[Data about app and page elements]
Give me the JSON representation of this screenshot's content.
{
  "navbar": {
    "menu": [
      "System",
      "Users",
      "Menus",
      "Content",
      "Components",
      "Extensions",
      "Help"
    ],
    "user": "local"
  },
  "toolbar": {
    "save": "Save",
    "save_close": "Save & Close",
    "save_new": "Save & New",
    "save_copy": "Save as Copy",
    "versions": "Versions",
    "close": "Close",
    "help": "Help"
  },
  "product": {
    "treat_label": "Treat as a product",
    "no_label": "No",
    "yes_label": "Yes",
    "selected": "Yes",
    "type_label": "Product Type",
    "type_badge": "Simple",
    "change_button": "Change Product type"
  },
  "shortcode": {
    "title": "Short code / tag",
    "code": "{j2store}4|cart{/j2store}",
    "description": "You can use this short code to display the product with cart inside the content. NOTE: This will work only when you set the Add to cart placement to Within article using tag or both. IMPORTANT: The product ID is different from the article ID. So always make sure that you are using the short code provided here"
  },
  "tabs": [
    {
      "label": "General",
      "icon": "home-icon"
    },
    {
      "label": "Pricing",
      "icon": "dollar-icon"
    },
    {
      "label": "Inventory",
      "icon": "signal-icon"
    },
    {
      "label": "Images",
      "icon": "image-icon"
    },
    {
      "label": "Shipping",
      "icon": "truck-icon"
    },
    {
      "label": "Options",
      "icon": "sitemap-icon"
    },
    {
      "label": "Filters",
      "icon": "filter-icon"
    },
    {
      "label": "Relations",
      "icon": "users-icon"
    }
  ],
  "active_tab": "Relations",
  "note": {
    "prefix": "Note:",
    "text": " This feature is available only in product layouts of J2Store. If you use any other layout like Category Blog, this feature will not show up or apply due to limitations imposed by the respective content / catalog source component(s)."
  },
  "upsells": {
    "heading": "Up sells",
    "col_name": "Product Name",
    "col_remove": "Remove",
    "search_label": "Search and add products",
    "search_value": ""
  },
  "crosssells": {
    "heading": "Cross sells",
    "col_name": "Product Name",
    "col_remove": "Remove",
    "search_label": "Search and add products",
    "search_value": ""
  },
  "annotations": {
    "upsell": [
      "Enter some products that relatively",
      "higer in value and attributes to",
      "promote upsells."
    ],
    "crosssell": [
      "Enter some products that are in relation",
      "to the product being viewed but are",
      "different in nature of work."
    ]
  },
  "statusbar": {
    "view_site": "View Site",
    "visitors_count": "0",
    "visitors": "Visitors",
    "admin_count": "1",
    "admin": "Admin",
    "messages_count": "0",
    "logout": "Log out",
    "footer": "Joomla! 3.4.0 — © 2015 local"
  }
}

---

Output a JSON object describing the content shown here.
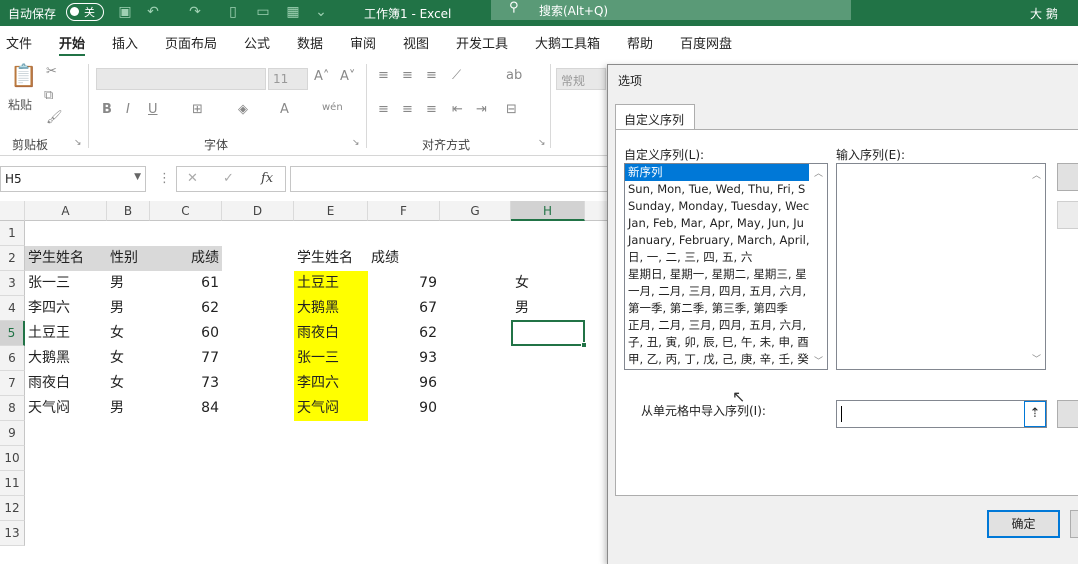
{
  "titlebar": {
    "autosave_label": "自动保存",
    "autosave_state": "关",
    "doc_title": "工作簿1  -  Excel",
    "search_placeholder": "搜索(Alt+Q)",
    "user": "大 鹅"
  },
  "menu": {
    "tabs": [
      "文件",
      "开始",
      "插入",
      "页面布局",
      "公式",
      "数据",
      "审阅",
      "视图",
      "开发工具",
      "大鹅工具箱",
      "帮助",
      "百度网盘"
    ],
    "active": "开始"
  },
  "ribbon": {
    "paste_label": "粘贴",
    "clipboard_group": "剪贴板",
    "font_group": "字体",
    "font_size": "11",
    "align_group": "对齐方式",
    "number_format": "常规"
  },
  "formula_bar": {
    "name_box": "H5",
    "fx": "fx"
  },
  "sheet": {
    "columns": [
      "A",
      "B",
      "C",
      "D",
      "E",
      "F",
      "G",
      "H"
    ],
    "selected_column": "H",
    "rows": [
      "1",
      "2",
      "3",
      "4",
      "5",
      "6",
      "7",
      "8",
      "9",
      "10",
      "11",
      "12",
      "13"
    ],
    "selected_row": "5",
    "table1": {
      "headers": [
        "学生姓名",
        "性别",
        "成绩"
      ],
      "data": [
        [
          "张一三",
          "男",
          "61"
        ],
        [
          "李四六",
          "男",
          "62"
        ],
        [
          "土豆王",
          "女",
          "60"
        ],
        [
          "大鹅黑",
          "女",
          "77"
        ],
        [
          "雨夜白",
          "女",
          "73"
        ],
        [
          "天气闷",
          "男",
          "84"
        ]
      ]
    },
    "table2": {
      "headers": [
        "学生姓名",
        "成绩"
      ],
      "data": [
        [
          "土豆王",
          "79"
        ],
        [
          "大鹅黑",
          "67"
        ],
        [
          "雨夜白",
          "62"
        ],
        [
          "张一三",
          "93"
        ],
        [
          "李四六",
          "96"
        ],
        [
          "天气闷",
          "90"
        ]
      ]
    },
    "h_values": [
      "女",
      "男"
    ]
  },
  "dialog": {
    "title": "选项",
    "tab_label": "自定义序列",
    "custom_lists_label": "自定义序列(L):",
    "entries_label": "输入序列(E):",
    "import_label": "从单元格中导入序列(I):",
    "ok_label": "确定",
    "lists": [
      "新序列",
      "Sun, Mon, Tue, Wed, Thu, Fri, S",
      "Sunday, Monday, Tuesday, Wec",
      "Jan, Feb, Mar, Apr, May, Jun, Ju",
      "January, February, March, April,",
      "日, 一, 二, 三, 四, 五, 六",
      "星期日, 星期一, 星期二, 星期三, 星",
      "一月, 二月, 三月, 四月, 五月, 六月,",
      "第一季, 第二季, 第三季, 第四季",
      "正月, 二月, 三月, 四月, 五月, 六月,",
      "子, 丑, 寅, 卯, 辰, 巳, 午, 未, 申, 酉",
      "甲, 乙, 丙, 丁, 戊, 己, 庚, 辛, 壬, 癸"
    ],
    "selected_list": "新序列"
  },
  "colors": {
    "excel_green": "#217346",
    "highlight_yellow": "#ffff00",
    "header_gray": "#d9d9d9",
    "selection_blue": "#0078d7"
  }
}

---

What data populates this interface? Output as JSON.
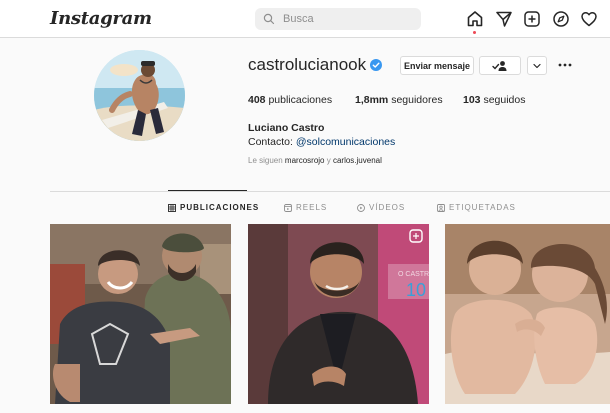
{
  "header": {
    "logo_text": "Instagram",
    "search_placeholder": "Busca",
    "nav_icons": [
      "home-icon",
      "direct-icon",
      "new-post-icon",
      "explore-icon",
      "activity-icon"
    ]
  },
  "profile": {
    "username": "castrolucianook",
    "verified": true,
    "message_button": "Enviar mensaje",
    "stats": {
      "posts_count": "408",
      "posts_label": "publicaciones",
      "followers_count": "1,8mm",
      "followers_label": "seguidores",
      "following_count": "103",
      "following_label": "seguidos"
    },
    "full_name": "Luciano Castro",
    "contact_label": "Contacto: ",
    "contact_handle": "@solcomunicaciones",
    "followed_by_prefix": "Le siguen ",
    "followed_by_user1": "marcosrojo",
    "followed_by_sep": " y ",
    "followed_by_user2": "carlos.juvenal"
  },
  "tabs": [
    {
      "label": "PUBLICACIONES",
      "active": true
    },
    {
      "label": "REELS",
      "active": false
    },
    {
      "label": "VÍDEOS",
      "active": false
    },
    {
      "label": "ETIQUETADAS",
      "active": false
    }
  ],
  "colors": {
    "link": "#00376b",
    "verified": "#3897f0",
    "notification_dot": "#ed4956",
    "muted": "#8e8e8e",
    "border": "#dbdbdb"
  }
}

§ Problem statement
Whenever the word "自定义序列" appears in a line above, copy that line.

§ Reply
    "tab_label": "自定义序列",
    "custom_lists_label": "自定义序列(L):",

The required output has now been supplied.